The Airbus carrying the flame – called Air China 2008 – landed shortly after 3.30am, a time when the city's pro-Tibet, anti-Beijing protesters were all in bed. Olympic officials, under police guard, paused briefly for photographs then were whisked into the city, where the flame is expected to be kept in a secret place until today's parade.
City authorities say they will provide police escorts for the torch-bearers to avoid a repeat of the trouble in London and Paris, and reserved the right to make last-minute changes to the route.
"I have great expectations that it is going to be a successful event, but I am not naive to the realities of hosting an event where people are very intense on both sides," said San Francisco's mayor, Gavin Newsom.
Mayor Newsom said his staff had watched the protest scenes in London and Paris carefully, and factored the kind of tactics deployed there in their plans. He discussed his security arrangements with the Chinese ambassador to the United States on Monday – a meeting guarded by a thick line of both city and county police officers.
On Monday, three protesters were arrested on the Golden Gate Bridge after hanging a 150-foot banner proclaiming Tibet's right to independence.
"The Olympic spirit is for human rights, for unity, for the dignity of all people, but China has crushed these values," said Ngodup Tsering of theTibetan Association of Northern California. "Our approach is nonviolent ... but we want to expose Beijing.

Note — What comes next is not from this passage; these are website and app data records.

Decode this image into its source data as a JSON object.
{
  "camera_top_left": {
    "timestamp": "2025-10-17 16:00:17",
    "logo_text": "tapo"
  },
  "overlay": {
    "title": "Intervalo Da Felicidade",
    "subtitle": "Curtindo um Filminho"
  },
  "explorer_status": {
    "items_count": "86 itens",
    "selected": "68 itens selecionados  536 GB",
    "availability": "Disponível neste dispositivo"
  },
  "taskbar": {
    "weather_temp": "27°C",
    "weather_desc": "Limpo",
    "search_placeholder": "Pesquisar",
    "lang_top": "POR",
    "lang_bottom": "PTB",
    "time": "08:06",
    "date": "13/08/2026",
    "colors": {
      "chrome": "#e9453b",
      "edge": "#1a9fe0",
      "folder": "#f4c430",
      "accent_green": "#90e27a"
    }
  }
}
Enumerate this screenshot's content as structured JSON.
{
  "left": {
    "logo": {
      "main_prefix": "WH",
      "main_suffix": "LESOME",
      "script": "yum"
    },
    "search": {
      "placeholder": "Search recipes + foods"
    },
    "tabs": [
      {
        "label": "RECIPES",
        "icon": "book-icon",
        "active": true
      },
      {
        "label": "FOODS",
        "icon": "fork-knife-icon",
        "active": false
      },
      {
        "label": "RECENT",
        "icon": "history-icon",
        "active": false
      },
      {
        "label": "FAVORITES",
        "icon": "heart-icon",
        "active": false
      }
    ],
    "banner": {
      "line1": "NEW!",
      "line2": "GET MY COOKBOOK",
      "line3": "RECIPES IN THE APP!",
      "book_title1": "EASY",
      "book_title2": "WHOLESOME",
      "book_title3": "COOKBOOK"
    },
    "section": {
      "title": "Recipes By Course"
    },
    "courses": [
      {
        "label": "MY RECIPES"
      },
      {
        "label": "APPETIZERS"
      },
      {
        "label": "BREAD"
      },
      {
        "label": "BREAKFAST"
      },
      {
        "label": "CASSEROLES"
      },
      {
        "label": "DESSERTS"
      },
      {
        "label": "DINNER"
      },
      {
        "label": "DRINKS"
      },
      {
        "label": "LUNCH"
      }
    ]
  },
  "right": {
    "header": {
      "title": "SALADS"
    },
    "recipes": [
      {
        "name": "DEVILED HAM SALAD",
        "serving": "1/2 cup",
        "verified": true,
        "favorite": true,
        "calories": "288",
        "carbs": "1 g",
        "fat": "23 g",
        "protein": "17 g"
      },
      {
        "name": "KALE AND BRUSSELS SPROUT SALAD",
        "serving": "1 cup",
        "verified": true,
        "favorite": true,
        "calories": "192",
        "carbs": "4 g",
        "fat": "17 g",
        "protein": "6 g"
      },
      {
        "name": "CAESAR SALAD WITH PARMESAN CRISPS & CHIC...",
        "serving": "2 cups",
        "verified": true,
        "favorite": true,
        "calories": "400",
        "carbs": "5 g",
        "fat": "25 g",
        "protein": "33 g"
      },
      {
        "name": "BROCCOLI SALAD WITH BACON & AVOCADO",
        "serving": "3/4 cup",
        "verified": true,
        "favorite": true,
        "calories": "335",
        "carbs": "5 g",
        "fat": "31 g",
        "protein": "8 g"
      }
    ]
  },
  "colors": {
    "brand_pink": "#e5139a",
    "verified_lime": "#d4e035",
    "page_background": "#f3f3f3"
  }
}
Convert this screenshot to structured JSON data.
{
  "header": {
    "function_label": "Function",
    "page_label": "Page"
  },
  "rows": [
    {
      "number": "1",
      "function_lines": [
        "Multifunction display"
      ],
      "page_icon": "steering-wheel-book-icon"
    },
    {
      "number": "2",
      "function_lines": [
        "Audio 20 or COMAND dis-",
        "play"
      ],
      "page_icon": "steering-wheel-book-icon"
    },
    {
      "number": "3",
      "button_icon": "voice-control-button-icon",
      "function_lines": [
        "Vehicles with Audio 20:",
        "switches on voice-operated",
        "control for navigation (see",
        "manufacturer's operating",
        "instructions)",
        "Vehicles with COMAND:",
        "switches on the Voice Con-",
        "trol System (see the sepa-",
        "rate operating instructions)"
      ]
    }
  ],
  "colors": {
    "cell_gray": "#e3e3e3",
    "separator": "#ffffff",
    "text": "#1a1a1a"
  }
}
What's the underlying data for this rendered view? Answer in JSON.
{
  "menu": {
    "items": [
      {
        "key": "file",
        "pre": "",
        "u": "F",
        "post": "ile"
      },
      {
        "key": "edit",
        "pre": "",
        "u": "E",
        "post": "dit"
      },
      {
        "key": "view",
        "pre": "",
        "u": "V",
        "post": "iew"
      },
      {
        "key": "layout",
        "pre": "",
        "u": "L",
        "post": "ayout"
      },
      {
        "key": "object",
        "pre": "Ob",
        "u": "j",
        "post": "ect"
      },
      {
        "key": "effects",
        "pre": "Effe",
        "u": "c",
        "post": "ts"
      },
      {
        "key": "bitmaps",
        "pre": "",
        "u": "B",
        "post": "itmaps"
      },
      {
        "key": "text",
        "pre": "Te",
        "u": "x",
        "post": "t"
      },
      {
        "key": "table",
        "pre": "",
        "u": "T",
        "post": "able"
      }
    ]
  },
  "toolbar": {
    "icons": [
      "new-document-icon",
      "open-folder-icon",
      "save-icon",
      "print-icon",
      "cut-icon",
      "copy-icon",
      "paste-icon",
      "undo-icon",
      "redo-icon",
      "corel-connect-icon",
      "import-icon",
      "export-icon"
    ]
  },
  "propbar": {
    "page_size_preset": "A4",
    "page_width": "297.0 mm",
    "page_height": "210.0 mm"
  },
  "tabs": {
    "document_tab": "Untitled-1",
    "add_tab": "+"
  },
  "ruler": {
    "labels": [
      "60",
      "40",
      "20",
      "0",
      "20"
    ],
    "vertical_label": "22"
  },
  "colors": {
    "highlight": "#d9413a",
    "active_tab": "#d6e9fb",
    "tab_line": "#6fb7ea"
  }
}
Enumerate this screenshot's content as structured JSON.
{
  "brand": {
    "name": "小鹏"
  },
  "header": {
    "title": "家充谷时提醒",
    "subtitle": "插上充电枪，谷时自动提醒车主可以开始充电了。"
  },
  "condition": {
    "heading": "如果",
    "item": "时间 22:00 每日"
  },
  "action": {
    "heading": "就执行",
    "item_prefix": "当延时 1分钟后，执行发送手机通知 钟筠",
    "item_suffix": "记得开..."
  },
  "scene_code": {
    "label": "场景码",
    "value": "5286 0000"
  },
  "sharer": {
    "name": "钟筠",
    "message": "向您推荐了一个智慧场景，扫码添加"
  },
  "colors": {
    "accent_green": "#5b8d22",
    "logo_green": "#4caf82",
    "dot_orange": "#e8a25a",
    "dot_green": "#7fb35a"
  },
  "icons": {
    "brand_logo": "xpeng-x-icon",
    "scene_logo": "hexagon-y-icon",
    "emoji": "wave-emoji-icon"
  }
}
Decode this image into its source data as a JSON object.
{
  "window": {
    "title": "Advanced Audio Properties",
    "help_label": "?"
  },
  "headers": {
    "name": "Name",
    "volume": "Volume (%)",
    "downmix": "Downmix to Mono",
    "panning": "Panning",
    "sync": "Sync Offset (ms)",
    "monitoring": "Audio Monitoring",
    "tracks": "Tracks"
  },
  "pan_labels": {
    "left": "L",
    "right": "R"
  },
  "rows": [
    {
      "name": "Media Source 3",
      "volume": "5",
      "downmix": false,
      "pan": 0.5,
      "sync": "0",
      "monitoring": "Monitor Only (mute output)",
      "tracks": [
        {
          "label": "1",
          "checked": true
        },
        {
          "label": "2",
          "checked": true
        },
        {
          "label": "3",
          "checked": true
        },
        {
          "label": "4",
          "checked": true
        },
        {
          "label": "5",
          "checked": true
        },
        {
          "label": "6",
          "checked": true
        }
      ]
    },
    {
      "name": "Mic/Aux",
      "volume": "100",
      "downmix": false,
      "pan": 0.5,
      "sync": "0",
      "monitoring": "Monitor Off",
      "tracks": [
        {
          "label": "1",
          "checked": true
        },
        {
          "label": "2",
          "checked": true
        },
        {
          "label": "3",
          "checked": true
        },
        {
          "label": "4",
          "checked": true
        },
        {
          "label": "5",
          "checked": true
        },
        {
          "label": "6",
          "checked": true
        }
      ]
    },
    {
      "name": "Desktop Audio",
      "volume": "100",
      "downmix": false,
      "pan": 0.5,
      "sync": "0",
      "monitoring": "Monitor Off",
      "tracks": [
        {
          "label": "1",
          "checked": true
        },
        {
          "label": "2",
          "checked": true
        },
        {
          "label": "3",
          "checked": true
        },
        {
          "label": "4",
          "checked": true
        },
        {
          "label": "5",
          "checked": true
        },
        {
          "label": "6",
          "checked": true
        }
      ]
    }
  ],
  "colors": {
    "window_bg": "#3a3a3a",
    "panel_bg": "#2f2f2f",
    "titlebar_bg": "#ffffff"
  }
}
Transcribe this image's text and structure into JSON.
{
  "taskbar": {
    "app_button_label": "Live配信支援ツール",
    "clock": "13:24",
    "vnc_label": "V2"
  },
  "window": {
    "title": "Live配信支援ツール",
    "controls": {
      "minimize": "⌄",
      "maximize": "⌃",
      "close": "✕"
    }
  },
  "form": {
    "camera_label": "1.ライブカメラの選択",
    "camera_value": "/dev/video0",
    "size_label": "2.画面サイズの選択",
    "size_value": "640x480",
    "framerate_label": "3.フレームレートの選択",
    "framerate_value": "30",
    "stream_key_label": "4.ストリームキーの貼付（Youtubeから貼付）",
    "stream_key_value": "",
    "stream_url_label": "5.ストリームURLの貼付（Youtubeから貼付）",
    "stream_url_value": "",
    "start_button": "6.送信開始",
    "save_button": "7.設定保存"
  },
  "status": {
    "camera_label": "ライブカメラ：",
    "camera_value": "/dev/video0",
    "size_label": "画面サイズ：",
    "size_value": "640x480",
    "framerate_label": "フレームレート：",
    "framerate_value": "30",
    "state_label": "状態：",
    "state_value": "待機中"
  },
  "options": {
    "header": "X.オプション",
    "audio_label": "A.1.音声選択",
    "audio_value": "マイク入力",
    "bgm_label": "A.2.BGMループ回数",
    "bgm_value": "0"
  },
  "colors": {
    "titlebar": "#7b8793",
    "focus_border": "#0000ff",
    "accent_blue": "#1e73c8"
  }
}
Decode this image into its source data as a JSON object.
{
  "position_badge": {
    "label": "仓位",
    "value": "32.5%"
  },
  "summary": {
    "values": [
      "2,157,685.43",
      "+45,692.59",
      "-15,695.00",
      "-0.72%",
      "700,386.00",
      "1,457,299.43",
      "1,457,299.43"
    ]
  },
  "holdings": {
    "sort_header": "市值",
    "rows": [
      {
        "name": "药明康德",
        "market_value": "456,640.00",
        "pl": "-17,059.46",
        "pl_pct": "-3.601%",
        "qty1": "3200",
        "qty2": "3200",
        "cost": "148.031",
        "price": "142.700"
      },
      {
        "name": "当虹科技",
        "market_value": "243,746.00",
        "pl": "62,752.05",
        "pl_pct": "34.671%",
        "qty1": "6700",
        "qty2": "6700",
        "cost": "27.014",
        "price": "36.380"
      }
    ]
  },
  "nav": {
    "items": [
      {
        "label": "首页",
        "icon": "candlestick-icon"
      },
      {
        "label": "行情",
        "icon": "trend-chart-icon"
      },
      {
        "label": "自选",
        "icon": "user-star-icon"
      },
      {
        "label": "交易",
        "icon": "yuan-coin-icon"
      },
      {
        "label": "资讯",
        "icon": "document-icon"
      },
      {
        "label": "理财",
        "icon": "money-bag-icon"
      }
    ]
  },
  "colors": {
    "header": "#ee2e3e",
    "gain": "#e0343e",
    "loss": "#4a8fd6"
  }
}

Everywhere this government is involved, there is bloodshed and the denial of freedom."Reuse content